#### DATA TO EXAMINE ####

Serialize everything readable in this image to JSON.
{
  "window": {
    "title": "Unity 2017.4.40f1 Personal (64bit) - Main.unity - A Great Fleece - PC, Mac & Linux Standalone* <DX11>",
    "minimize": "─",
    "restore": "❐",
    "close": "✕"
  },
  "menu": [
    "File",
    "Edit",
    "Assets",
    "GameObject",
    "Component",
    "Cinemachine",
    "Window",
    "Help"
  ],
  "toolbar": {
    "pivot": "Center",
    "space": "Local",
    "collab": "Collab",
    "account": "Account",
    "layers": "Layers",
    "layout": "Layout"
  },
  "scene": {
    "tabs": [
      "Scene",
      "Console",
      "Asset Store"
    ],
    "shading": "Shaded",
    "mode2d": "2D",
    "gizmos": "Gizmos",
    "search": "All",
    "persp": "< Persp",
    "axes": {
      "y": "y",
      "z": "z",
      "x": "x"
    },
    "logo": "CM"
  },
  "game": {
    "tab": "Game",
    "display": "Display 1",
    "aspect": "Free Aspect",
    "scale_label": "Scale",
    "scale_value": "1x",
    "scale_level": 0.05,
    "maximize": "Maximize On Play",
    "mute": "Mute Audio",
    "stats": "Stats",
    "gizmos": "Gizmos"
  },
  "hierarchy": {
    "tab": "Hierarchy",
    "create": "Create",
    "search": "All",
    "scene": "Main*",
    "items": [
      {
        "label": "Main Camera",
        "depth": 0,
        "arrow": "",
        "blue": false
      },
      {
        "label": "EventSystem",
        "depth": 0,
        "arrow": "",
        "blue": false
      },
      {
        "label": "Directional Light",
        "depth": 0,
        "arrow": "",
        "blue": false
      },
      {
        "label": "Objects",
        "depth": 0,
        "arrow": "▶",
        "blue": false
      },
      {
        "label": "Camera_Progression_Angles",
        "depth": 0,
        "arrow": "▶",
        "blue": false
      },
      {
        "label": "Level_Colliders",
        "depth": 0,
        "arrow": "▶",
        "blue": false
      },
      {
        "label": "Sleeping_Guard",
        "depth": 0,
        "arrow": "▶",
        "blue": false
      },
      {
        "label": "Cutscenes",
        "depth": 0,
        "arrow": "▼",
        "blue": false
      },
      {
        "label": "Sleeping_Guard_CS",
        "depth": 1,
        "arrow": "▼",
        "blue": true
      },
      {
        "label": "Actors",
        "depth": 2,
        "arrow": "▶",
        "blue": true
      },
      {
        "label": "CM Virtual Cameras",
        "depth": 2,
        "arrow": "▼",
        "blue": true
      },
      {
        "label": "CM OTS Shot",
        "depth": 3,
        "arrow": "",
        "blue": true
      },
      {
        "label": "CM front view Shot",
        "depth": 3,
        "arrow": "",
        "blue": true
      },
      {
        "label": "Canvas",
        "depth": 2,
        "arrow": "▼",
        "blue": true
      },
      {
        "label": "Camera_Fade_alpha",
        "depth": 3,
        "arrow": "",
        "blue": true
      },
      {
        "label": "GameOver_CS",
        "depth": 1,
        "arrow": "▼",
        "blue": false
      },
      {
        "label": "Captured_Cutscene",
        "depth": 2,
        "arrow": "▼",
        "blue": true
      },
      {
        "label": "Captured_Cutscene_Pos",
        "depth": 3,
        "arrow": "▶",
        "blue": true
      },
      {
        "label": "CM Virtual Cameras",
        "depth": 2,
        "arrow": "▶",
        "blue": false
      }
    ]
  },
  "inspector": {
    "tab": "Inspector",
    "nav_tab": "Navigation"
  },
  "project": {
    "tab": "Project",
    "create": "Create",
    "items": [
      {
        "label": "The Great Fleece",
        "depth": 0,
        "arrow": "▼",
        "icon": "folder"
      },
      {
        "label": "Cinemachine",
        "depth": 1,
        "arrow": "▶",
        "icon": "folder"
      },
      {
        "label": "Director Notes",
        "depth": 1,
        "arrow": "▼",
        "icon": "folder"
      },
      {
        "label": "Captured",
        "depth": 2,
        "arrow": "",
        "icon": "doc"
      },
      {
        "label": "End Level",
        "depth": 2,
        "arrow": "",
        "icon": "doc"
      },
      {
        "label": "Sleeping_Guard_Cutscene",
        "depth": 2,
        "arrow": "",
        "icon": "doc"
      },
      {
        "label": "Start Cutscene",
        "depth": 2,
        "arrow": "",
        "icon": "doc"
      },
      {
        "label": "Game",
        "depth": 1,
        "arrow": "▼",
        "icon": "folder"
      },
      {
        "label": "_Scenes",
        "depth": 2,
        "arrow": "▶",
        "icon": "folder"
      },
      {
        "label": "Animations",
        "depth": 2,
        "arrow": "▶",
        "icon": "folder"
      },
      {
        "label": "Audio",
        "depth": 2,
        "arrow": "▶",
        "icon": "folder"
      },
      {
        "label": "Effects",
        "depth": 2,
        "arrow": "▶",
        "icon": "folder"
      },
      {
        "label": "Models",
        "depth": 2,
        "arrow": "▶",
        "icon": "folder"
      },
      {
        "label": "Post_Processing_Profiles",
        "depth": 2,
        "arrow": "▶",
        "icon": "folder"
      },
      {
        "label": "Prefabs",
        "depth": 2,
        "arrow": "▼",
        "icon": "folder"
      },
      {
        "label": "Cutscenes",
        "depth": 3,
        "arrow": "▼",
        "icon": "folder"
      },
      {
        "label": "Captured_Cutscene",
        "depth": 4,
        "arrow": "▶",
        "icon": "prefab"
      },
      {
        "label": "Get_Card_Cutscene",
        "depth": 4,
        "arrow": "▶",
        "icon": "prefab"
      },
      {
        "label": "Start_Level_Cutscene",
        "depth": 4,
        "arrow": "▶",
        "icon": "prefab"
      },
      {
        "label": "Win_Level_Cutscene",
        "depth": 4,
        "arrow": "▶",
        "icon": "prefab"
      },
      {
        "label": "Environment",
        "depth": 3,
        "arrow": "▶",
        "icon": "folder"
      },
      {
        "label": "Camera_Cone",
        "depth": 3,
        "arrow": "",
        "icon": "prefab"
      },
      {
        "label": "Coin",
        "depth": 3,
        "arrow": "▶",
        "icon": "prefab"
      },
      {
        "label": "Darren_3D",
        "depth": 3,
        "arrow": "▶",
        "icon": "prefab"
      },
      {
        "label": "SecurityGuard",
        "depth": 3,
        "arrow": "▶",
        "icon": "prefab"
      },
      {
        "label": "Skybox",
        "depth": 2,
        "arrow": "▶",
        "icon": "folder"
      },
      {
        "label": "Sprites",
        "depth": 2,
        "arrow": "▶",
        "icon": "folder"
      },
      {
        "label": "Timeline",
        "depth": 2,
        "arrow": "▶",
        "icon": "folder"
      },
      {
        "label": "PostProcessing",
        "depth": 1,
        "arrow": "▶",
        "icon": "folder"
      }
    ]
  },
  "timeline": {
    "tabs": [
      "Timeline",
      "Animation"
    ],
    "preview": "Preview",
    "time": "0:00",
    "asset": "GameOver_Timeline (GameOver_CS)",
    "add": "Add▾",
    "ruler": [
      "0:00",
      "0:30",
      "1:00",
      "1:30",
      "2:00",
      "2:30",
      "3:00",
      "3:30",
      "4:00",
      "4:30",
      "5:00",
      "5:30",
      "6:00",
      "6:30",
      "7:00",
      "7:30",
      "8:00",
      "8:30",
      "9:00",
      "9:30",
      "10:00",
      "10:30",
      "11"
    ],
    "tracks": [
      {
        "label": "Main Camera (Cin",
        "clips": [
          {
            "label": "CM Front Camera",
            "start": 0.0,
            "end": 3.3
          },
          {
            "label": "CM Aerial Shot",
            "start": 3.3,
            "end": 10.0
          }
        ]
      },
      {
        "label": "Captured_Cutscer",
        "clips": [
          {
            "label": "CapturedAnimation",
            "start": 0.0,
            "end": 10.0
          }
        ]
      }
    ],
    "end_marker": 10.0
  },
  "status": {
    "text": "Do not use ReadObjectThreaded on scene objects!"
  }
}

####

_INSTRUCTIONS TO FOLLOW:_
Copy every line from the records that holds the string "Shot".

_OUTPUT FOR THIS TASK:_
        "label": "CM OTS Shot",
        "label": "CM front view Shot",
            "label": "CM Aerial Shot",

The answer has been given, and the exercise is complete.